TASK TO COMPLETE
Search the material below for the string "name" and list each line that holds it.
[Opening STUDY MATERIAL section]
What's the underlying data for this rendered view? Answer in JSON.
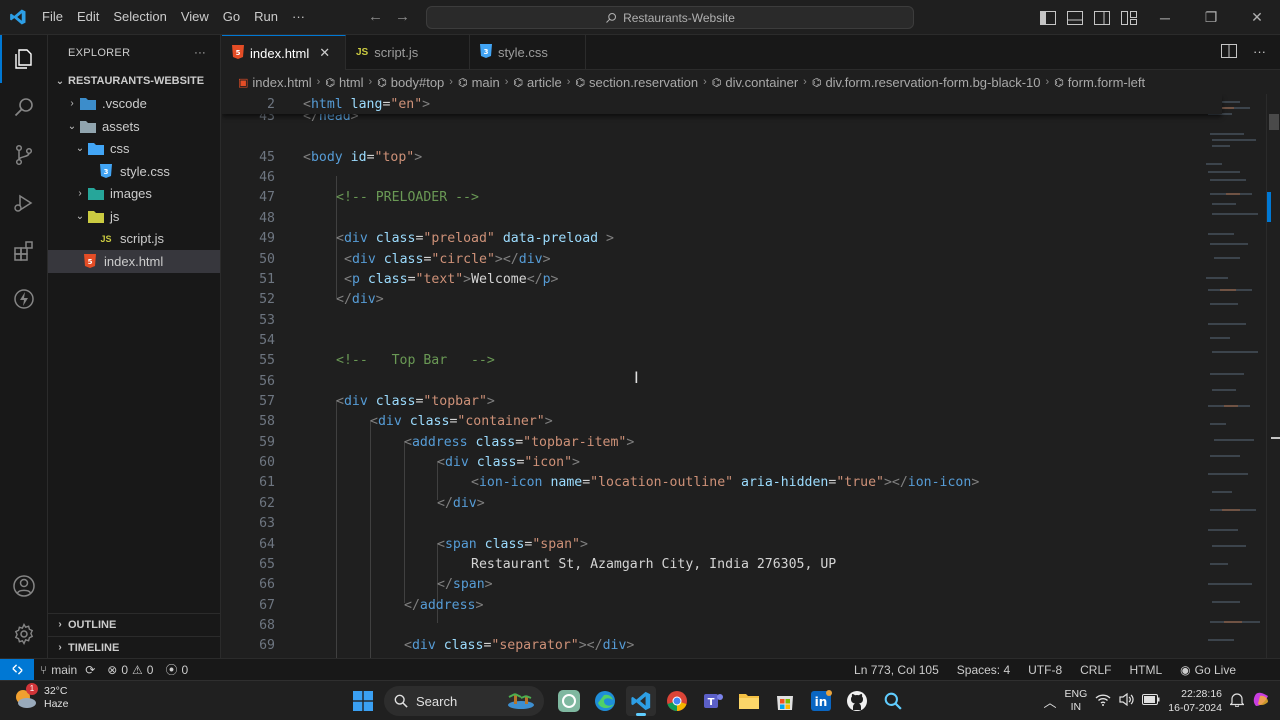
{
  "menu": [
    "File",
    "Edit",
    "Selection",
    "View",
    "Go",
    "Run"
  ],
  "menu_more": "···",
  "command_center": "Restaurants-Website",
  "explorer": {
    "title": "EXPLORER",
    "more": "···",
    "root": "RESTAURANTS-WEBSITE",
    "items": [
      ".vscode",
      "assets",
      "css",
      "style.css",
      "images",
      "js",
      "script.js",
      "index.html"
    ],
    "outline": "OUTLINE",
    "timeline": "TIMELINE"
  },
  "tabs": [
    {
      "label": "index.html",
      "icon": "html-file-icon"
    },
    {
      "label": "script.js",
      "icon": "js-file-icon"
    },
    {
      "label": "style.css",
      "icon": "css-file-icon"
    }
  ],
  "breadcrumb": [
    "index.html",
    "html",
    "body#top",
    "main",
    "article",
    "section.reservation",
    "div.container",
    "div.form.reservation-form.bg-black-10",
    "form.form-left"
  ],
  "sticky_line": {
    "number": "2"
  },
  "editor_lines": [
    {
      "n": "43"
    },
    {
      "n": "45"
    },
    {
      "n": "46"
    },
    {
      "n": "47"
    },
    {
      "n": "48"
    },
    {
      "n": "49"
    },
    {
      "n": "50"
    },
    {
      "n": "51"
    },
    {
      "n": "52"
    },
    {
      "n": "53"
    },
    {
      "n": "54"
    },
    {
      "n": "55"
    },
    {
      "n": "56"
    },
    {
      "n": "57"
    },
    {
      "n": "58"
    },
    {
      "n": "59"
    },
    {
      "n": "60"
    },
    {
      "n": "61"
    },
    {
      "n": "62"
    },
    {
      "n": "63"
    },
    {
      "n": "64"
    },
    {
      "n": "65"
    },
    {
      "n": "66"
    },
    {
      "n": "67"
    },
    {
      "n": "68"
    },
    {
      "n": "69"
    }
  ],
  "code_text": {
    "html_lang_tag": "html",
    "lang_attr": "lang",
    "lang_val": "\"en\"",
    "head_close": "head",
    "body_tag": "body",
    "id_attr": "id",
    "top_val": "\"top\"",
    "preloader_comment": "<!-- PRELOADER -->",
    "div": "div",
    "class_attr": "class",
    "preload_val": "\"preload\"",
    "data_preload": "data-preload",
    "circle_val": "\"circle\"",
    "p": "p",
    "text_val": "\"text\"",
    "welcome": "Welcome",
    "topbar_comment": "<!--   Top Bar   -->",
    "topbar_val": "\"topbar\"",
    "container_val": "\"container\"",
    "address": "address",
    "topbar_item_val": "\"topbar-item\"",
    "icon_val": "\"icon\"",
    "ion_icon": "ion-icon",
    "name_attr": "name",
    "location_val": "\"location-outline\"",
    "aria_attr": "aria-hidden",
    "true_val": "\"true\"",
    "span": "span",
    "span_val": "\"span\"",
    "address_text": "Restaurant St, Azamgarh City, India 276305, UP",
    "separator_val": "\"separator\""
  },
  "statusbar": {
    "branch": "main",
    "errors": "0",
    "warnings": "0",
    "ports": "0",
    "position": "Ln 773, Col 105",
    "spaces": "Spaces: 4",
    "encoding": "UTF-8",
    "eol": "CRLF",
    "language": "HTML",
    "golive": "Go Live"
  },
  "taskbar": {
    "weather_temp": "32°C",
    "weather_desc": "Haze",
    "weather_badge": "1",
    "search": "Search",
    "lang_line1": "ENG",
    "lang_line2": "IN",
    "time": "22:28:16",
    "date": "16-07-2024"
  },
  "colors": {
    "accent": "#0078d4",
    "html_icon": "#e44d26",
    "css_icon": "#42a5f5",
    "js_icon": "#cbcb41",
    "folder": "#90a4ae"
  }
}
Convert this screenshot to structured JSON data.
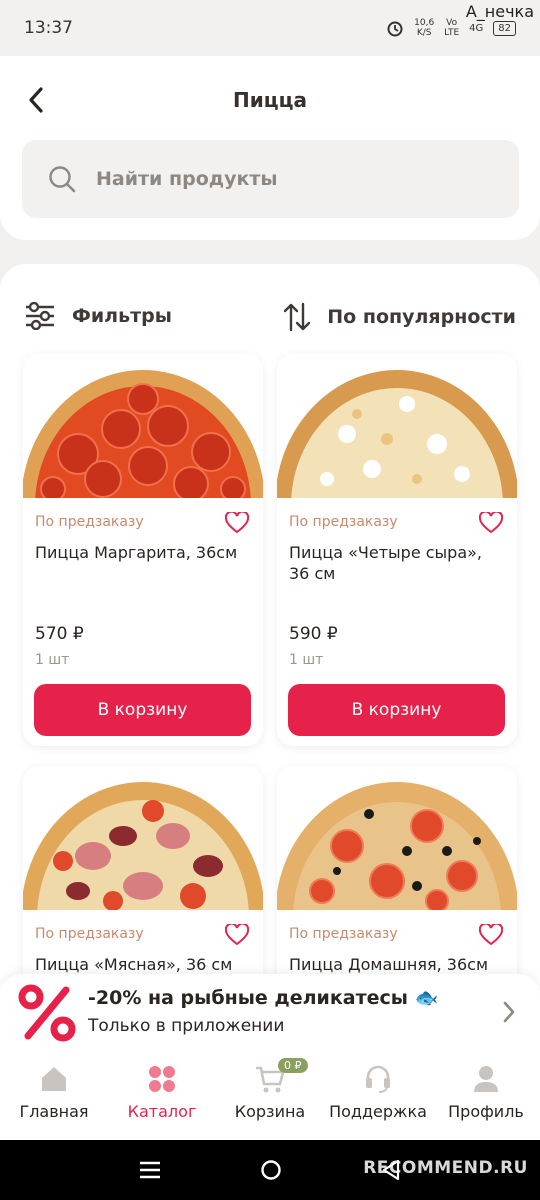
{
  "status_bar": {
    "time": "13:37",
    "speed_value": "10,6",
    "speed_unit": "K/S",
    "network_top": "Vo",
    "network_bottom": "LTE",
    "signal": "4G",
    "battery": "82",
    "watermark_user": "А_нечка"
  },
  "header": {
    "title": "Пицца",
    "search_placeholder": "Найти продукты"
  },
  "toolbar": {
    "filters_label": "Фильтры",
    "sort_label": "По популярности"
  },
  "products": [
    {
      "status": "По предзаказу",
      "name": "Пицца Маргарита, 36см",
      "price": "570 ₽",
      "unit": "1 шт",
      "button": "В корзину"
    },
    {
      "status": "По предзаказу",
      "name": "Пицца «Четыре сыра», 36 см",
      "price": "590 ₽",
      "unit": "1 шт",
      "button": "В корзину"
    },
    {
      "status": "По предзаказу",
      "name": "Пицца «Мясная», 36 см"
    },
    {
      "status": "По предзаказу",
      "name": "Пицца Домашняя, 36см"
    }
  ],
  "promo": {
    "title": "-20% на рыбные деликатесы 🐟",
    "subtitle": "Только в приложении"
  },
  "nav": {
    "items": [
      {
        "label": "Главная",
        "icon": "home-icon"
      },
      {
        "label": "Каталог",
        "icon": "catalog-icon"
      },
      {
        "label": "Корзина",
        "icon": "cart-icon"
      },
      {
        "label": "Поддержка",
        "icon": "support-icon"
      },
      {
        "label": "Профиль",
        "icon": "profile-icon"
      }
    ],
    "cart_badge": "0 ₽"
  },
  "system": {
    "watermark": "RECOMMEND.RU"
  },
  "colors": {
    "accent": "#e6224b",
    "status_text": "#c98a6c",
    "badge": "#8aa061"
  }
}
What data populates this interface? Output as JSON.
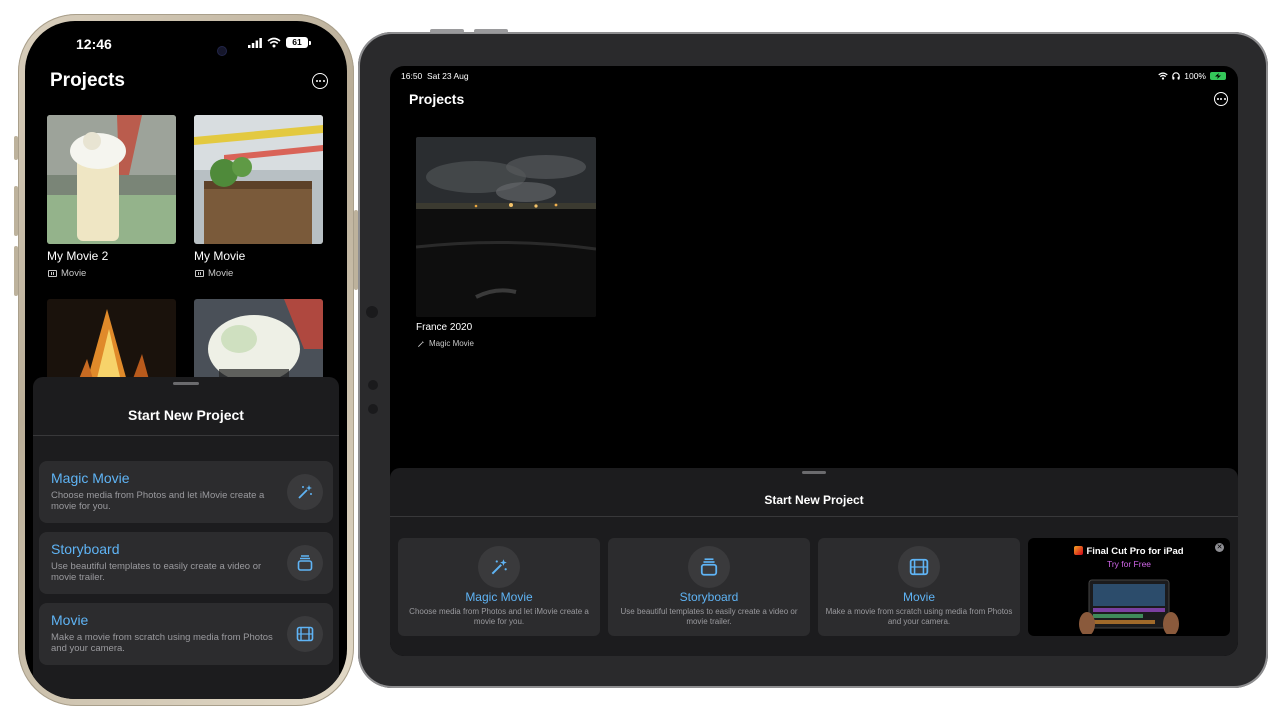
{
  "iphone": {
    "status": {
      "time": "12:46",
      "battery": "61"
    },
    "title": "Projects",
    "projects": [
      {
        "title": "My Movie 2",
        "type": "Movie"
      },
      {
        "title": "My Movie",
        "type": "Movie"
      }
    ],
    "sheet": {
      "title": "Start New Project",
      "options": [
        {
          "label": "Magic Movie",
          "description": "Choose media from Photos and let iMovie create a movie for you.",
          "icon": "magic-wand-icon"
        },
        {
          "label": "Storyboard",
          "description": "Use beautiful templates to easily create a video or movie trailer.",
          "icon": "storyboard-icon"
        },
        {
          "label": "Movie",
          "description": "Make a movie from scratch using media from Photos and your camera.",
          "icon": "film-icon"
        }
      ]
    }
  },
  "ipad": {
    "status": {
      "time": "16:50",
      "date": "Sat 23 Aug",
      "battery": "100%"
    },
    "title": "Projects",
    "projects": [
      {
        "title": "France 2020",
        "type": "Magic Movie"
      }
    ],
    "sheet": {
      "title": "Start New Project",
      "options": [
        {
          "label": "Magic Movie",
          "description": "Choose media from Photos and let iMovie create a movie for you.",
          "icon": "magic-wand-icon"
        },
        {
          "label": "Storyboard",
          "description": "Use beautiful templates to easily create a video or movie trailer.",
          "icon": "storyboard-icon"
        },
        {
          "label": "Movie",
          "description": "Make a movie from scratch using media from Photos and your camera.",
          "icon": "film-icon"
        }
      ],
      "promo": {
        "title": "Final Cut Pro for iPad",
        "subtitle": "Try for Free"
      }
    }
  },
  "colors": {
    "accent": "#5fb4f5",
    "sheet_bg": "#1c1c1e",
    "card_bg": "#2c2c2e",
    "promo_subtitle": "#d066e8"
  }
}
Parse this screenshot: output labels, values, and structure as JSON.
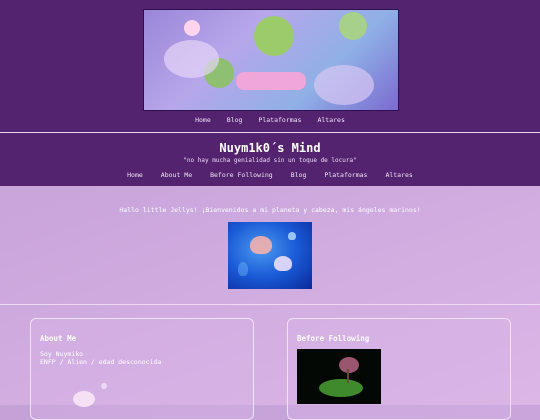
{
  "header": {
    "nav_top": [
      "Home",
      "Blog",
      "Plataformas",
      "Altares"
    ],
    "site_title": "Nuym1k0´s Mind",
    "tagline": "\"no hay mucha genialidad sin un toque de locura\"",
    "nav_main": [
      "Home",
      "About Me",
      "Before Following",
      "Blog",
      "Plataformas",
      "Altares"
    ]
  },
  "main": {
    "welcome": "Hallo little Jellys! ¡Bienvenidos a mi planeta y cabeza, mis ángeles marinos!"
  },
  "cards": {
    "about": {
      "title": "About Me",
      "line1": "Soy Nuymiko",
      "line2": "ENFP / Alien / edad desconocida"
    },
    "before_following": {
      "title": "Before Following"
    }
  },
  "colors": {
    "header_bg": "#53236f",
    "page_gradient_start": "#c4a2d8",
    "page_gradient_end": "#dcb6e6",
    "text": "#ffffff"
  }
}
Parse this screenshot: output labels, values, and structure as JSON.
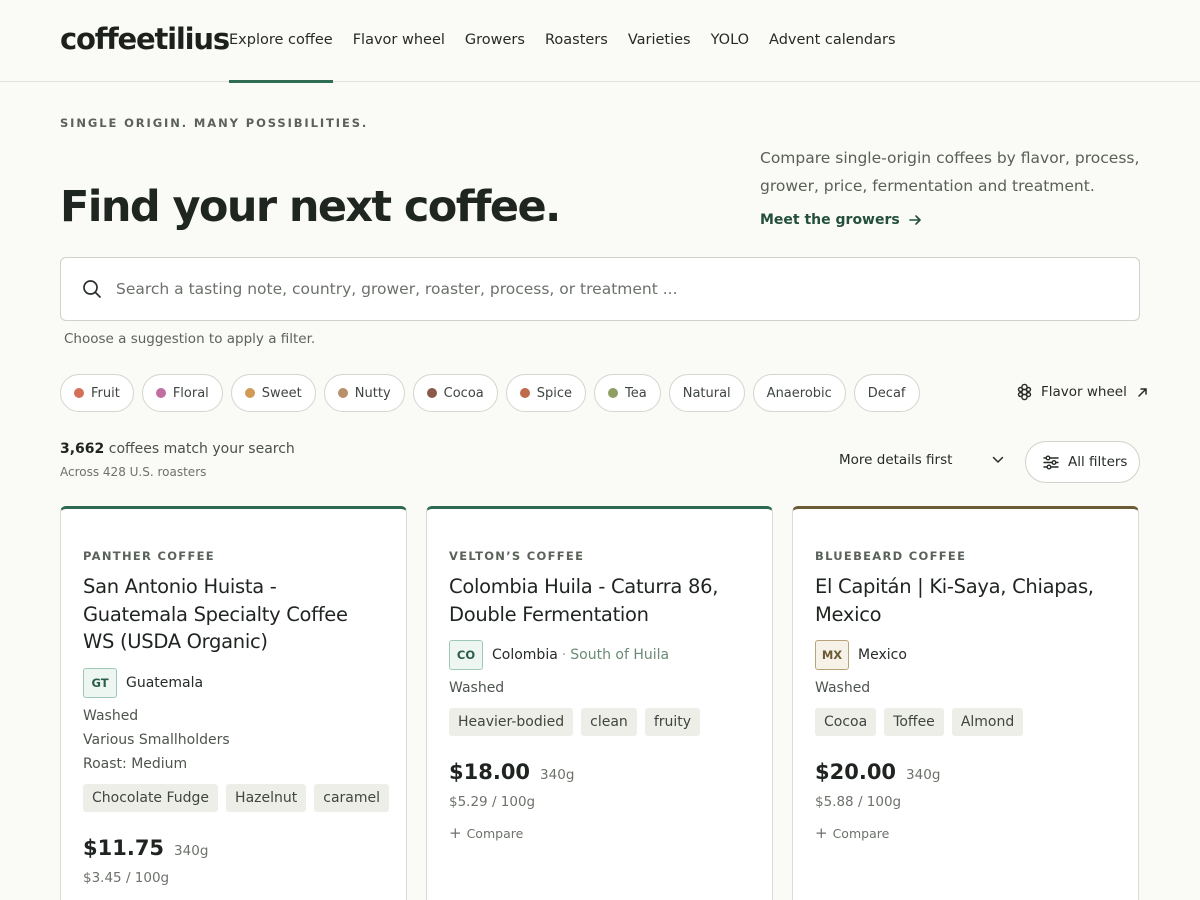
{
  "header": {
    "logo": "coffeetilius",
    "nav": [
      "Explore coffee",
      "Flavor wheel",
      "Growers",
      "Roasters",
      "Varieties",
      "YOLO",
      "Advent calendars"
    ]
  },
  "hero": {
    "eyebrow": "SINGLE ORIGIN. MANY POSSIBILITIES.",
    "title": "Find your next coffee.",
    "description": "Compare single-origin coffees by flavor, process, grower, price, fermentation and treatment.",
    "link": "Meet the growers"
  },
  "search": {
    "placeholder": "Search a tasting note, country, grower, roaster, process, or treatment ...",
    "hint": "Choose a suggestion to apply a filter."
  },
  "chips": [
    {
      "label": "Fruit",
      "color": "#d4705a"
    },
    {
      "label": "Floral",
      "color": "#c06fa0"
    },
    {
      "label": "Sweet",
      "color": "#d19a56"
    },
    {
      "label": "Nutty",
      "color": "#b8916a"
    },
    {
      "label": "Cocoa",
      "color": "#8a5a4a"
    },
    {
      "label": "Spice",
      "color": "#c06a4c"
    },
    {
      "label": "Tea",
      "color": "#8f9e62"
    },
    {
      "label": "Natural"
    },
    {
      "label": "Anaerobic"
    },
    {
      "label": "Decaf"
    }
  ],
  "flavor_wheel_link": "Flavor wheel",
  "results": {
    "count": "3,662",
    "count_suffix": "coffees match your search",
    "subtext": "Across 428 U.S. roasters",
    "sort_label": "More details first",
    "filters_label": "All filters"
  },
  "cards": [
    {
      "roaster": "PANTHER COFFEE",
      "name": "San Antonio Huista - Guatemala Specialty Coffee WS (USDA Organic)",
      "country_code": "GT",
      "country": "Guatemala",
      "process": "Washed",
      "producer": "Various Smallholders",
      "roast": "Roast: Medium",
      "notes": [
        "Chocolate Fudge",
        "Hazelnut",
        "caramel"
      ],
      "price": "$11.75",
      "size": "340g",
      "per_100g": "$3.45 / 100g"
    },
    {
      "roaster": "VELTON’S COFFEE",
      "name": "Colombia Huila - Caturra 86, Double Fermentation",
      "country_code": "CO",
      "country": "Colombia",
      "region": "South of Huila",
      "process": "Washed",
      "notes": [
        "Heavier-bodied",
        "clean",
        "fruity"
      ],
      "price": "$18.00",
      "size": "340g",
      "per_100g": "$5.29 / 100g",
      "compare": "Compare"
    },
    {
      "roaster": "BLUEBEARD COFFEE",
      "name": "El Capitán | Ki-Saya, Chiapas, Mexico",
      "country_code": "MX",
      "country": "Mexico",
      "process": "Washed",
      "notes": [
        "Cocoa",
        "Toffee",
        "Almond"
      ],
      "price": "$20.00",
      "size": "340g",
      "per_100g": "$5.88 / 100g",
      "compare": "Compare"
    }
  ],
  "icons": {
    "search": "search-icon",
    "arrow": "arrow-right-icon",
    "flavor_wheel": "flower-icon",
    "external": "arrow-up-right-icon",
    "sort": "chevron-down-icon",
    "filters": "sliders-icon",
    "compare": "plus-icon"
  }
}
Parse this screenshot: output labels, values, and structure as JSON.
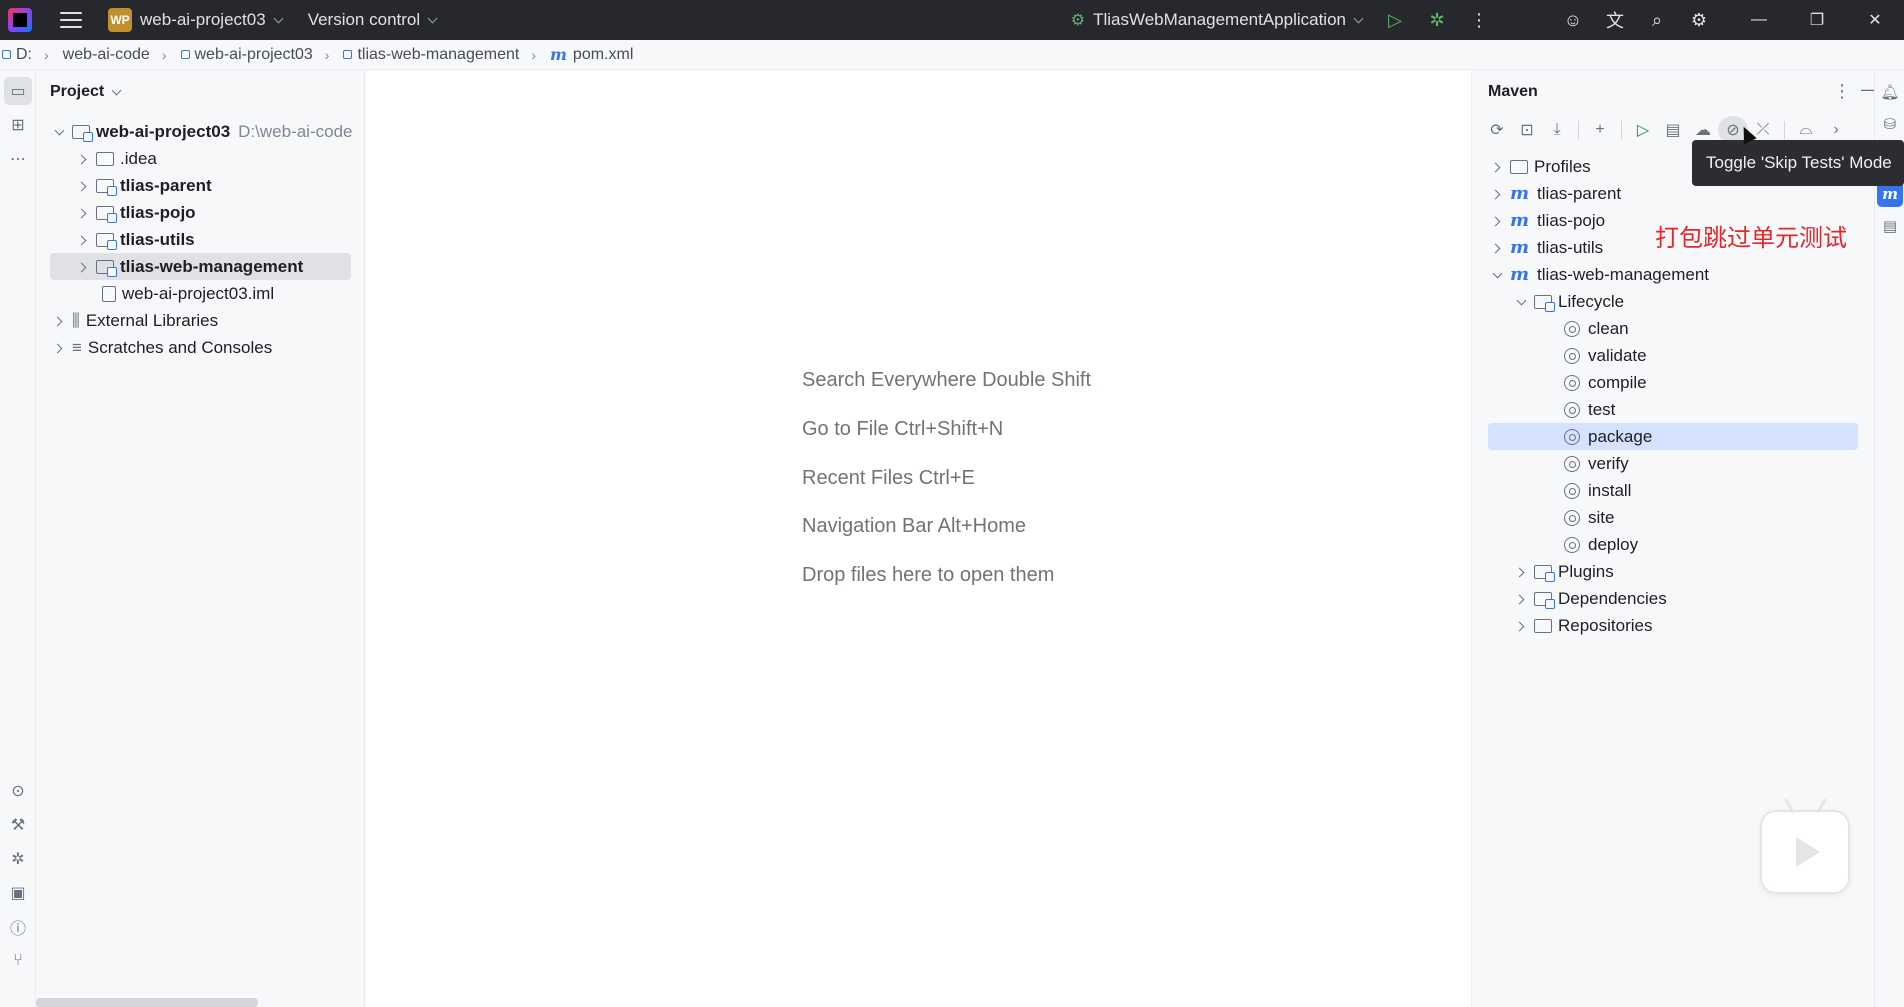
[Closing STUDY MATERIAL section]
RESULT FOR THIS EXERCISE
    "name_attr": "name",
      "name": "Пицца Маргарита, 36см",
      "name": "Пицца «Четыре сыра», 36 см",
      "name": "Пицца «Мясная», 36 см"
      "name": "Пицца Домашняя, 36см"
      "name": "San Antonio Huista - Guatemala Specialty Coffee WS (USDA Organic)",
      "name": "Colombia Huila - Caturra 86, Double Fermentation",
      "name": "El Capitán | Ki-Saya, Chiapas, Mexico",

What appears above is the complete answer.